### WHAT IS NEEDED:
Each line of the data holding "Zahlungen" should be found and copied.

· · · · ·

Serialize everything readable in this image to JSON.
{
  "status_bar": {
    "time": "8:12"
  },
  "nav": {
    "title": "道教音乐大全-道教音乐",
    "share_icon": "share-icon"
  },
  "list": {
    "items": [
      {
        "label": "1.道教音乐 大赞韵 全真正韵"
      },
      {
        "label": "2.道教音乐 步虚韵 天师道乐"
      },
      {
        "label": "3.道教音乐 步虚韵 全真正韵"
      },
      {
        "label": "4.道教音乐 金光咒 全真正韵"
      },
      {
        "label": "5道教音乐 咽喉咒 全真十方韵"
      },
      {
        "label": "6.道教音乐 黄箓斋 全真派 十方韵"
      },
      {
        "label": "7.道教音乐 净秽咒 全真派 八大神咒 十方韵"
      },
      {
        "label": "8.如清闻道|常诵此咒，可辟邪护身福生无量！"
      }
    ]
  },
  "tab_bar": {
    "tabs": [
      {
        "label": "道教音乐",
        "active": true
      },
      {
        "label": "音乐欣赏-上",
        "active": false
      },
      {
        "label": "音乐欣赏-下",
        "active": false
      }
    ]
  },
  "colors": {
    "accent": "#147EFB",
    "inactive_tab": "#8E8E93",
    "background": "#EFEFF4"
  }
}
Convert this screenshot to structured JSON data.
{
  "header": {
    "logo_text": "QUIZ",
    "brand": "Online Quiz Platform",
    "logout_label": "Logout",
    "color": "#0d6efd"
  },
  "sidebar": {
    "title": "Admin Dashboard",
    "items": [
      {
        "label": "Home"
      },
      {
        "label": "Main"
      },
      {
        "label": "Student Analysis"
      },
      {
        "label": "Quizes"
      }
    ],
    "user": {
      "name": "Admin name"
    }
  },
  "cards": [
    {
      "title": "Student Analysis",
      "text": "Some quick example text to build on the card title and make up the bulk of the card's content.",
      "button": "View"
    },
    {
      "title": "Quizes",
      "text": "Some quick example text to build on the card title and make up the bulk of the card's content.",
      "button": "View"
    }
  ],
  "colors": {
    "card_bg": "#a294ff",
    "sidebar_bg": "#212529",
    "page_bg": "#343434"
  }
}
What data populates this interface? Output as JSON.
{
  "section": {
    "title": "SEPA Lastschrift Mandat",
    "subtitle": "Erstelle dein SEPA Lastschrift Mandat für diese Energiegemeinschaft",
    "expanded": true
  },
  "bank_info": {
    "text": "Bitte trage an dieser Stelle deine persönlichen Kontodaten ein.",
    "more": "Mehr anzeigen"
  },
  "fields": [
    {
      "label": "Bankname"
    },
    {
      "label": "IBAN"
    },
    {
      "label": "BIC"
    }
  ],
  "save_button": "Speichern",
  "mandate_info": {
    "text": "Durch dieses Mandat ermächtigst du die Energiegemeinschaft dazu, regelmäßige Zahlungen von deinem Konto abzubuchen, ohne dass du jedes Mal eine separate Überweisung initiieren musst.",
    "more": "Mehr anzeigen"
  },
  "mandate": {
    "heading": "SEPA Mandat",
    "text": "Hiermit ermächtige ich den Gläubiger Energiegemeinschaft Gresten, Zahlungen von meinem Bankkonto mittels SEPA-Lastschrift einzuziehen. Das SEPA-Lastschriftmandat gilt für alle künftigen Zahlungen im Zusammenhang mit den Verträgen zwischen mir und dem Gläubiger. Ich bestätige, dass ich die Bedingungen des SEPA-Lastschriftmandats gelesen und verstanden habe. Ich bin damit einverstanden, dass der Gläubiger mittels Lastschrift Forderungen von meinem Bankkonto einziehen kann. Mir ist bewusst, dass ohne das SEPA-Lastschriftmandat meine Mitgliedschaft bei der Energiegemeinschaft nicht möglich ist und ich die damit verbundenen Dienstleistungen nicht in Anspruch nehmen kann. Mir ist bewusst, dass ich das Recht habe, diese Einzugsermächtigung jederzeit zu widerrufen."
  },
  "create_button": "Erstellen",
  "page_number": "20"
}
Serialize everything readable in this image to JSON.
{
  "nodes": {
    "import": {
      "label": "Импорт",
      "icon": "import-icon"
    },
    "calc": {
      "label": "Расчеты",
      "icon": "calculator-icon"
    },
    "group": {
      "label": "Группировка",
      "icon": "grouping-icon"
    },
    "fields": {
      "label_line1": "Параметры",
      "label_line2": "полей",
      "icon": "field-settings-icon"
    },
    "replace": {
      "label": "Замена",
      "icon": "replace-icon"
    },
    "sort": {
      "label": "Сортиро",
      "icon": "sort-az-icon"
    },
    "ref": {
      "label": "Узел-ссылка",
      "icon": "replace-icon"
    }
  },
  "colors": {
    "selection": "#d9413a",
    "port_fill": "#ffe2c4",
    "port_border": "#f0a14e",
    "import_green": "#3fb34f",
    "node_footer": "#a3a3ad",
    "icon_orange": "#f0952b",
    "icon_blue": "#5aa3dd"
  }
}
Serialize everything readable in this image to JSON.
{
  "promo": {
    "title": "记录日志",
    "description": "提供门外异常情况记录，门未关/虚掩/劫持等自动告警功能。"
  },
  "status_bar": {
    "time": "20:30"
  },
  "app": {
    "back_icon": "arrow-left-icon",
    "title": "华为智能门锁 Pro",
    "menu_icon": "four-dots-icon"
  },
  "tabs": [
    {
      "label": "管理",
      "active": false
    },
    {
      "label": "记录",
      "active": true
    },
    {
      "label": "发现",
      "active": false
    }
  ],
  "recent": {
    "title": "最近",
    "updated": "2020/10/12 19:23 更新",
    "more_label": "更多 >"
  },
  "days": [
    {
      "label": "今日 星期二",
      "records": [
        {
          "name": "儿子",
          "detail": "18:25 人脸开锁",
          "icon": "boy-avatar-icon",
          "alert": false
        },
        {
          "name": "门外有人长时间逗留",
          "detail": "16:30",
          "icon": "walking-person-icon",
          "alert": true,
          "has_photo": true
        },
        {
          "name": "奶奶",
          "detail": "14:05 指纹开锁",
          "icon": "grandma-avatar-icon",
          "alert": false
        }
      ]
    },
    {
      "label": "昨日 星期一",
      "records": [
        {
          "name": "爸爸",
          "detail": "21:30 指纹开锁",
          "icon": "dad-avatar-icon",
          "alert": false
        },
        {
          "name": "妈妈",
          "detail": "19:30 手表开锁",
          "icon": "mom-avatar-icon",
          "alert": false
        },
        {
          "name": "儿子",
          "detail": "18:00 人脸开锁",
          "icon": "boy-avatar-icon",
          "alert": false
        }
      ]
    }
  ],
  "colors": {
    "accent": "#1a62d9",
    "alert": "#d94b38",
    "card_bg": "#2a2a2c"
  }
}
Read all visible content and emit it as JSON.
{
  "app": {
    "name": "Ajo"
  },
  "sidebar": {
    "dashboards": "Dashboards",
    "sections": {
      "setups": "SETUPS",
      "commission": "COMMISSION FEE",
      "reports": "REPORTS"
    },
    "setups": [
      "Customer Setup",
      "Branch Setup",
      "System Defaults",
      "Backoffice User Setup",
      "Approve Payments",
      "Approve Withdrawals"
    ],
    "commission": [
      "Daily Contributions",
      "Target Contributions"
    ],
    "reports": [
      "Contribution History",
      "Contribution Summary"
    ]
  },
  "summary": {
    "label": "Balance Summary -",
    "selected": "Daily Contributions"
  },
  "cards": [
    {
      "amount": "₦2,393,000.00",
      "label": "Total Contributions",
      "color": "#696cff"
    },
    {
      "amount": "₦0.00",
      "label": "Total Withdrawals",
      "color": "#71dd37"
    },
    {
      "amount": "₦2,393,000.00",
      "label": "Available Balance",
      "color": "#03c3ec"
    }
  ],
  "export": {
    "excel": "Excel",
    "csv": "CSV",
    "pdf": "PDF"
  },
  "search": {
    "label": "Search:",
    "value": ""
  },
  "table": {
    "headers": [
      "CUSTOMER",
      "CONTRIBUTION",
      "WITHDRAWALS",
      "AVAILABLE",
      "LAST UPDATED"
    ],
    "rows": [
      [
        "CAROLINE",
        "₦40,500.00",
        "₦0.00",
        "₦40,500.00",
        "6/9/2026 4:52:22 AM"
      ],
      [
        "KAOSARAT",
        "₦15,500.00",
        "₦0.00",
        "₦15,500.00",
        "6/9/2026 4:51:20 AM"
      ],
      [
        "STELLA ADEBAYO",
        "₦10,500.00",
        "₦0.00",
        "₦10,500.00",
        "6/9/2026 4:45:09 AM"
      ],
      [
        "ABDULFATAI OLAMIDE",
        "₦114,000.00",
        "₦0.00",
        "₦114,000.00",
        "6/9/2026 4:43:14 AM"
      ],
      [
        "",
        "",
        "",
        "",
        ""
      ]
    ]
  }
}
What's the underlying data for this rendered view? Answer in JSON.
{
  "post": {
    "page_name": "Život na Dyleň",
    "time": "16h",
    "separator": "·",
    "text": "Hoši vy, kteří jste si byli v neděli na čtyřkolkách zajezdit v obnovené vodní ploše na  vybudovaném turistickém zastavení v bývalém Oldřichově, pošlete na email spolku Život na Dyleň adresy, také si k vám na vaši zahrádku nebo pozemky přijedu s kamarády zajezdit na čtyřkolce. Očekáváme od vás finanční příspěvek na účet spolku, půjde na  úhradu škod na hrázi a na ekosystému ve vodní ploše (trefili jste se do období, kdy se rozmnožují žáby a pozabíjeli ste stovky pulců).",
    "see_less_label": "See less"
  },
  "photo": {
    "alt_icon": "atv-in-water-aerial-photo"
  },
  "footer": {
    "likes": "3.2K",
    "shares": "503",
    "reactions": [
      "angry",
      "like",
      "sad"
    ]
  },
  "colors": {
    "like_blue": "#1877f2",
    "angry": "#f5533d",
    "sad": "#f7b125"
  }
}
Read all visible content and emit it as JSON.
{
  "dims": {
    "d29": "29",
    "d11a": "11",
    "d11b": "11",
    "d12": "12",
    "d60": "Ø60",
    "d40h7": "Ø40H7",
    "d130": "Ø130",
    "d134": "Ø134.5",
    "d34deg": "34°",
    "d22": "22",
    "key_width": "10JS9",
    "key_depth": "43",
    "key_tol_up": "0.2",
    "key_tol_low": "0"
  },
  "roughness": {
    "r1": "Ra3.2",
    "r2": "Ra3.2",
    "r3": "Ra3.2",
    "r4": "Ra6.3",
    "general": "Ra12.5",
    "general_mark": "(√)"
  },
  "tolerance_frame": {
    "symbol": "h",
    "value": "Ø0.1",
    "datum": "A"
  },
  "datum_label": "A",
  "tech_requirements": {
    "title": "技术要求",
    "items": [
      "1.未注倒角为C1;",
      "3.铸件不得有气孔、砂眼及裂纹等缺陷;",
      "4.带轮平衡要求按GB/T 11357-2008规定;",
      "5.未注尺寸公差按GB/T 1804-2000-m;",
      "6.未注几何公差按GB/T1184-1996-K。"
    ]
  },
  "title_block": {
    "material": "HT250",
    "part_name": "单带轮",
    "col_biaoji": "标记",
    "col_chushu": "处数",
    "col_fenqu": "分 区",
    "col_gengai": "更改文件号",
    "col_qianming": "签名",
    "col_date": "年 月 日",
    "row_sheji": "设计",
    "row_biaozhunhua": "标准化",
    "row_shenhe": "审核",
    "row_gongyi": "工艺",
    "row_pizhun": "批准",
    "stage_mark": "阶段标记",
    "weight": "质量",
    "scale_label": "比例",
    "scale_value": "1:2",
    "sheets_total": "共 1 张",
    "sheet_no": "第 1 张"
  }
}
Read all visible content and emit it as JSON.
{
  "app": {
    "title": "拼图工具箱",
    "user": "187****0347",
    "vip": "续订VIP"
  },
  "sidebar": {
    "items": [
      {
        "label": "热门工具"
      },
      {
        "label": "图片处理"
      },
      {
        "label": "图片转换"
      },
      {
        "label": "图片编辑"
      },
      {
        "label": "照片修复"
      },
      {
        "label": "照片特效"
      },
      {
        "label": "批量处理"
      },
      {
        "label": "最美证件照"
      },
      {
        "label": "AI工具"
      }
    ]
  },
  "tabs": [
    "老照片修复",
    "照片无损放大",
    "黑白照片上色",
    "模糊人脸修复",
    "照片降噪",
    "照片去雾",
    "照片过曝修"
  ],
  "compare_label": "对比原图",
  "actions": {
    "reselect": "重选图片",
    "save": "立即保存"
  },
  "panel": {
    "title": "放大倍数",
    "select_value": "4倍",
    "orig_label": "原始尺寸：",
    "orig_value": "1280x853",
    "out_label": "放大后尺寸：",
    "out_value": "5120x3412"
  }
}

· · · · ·

### SOLUTION TO THE PROBLEM:
    "text": "Durch dieses Mandat ermächtigst du die Energiegemeinschaft dazu, regelmäßige Zahlungen von deinem Konto abzubuchen, ohne dass du jedes Mal eine separate Überweisung initiieren musst.",
    "text": "Hiermit ermächtige ich den Gläubiger Energiegemeinschaft Gresten, Zahlungen von meinem Bankkonto mittels SEPA-Lastschrift einzuziehen. Das SEPA-Lastschriftmandat gilt für alle künftigen Zahlungen im Zusammenhang mit den Verträgen zwischen mir und dem Gläubiger. Ich bestätige, dass ich die Bedingungen des SEPA-Lastschriftmandats gelesen und verstanden habe. Ich bin damit einverstanden, dass der Gläubiger mittels Lastschrift Forderungen von meinem Bankkonto einziehen kann. Mir ist bewusst, dass ohne das SEPA-Lastschriftmandat meine Mitgliedschaft bei der Energiegemeinschaft nicht möglich ist und ich die damit verbundenen Dienstleistungen nicht in Anspruch nehmen kann. Mir ist bewusst, dass ich das Recht habe, diese Einzugsermächtigung jederzeit zu widerrufen."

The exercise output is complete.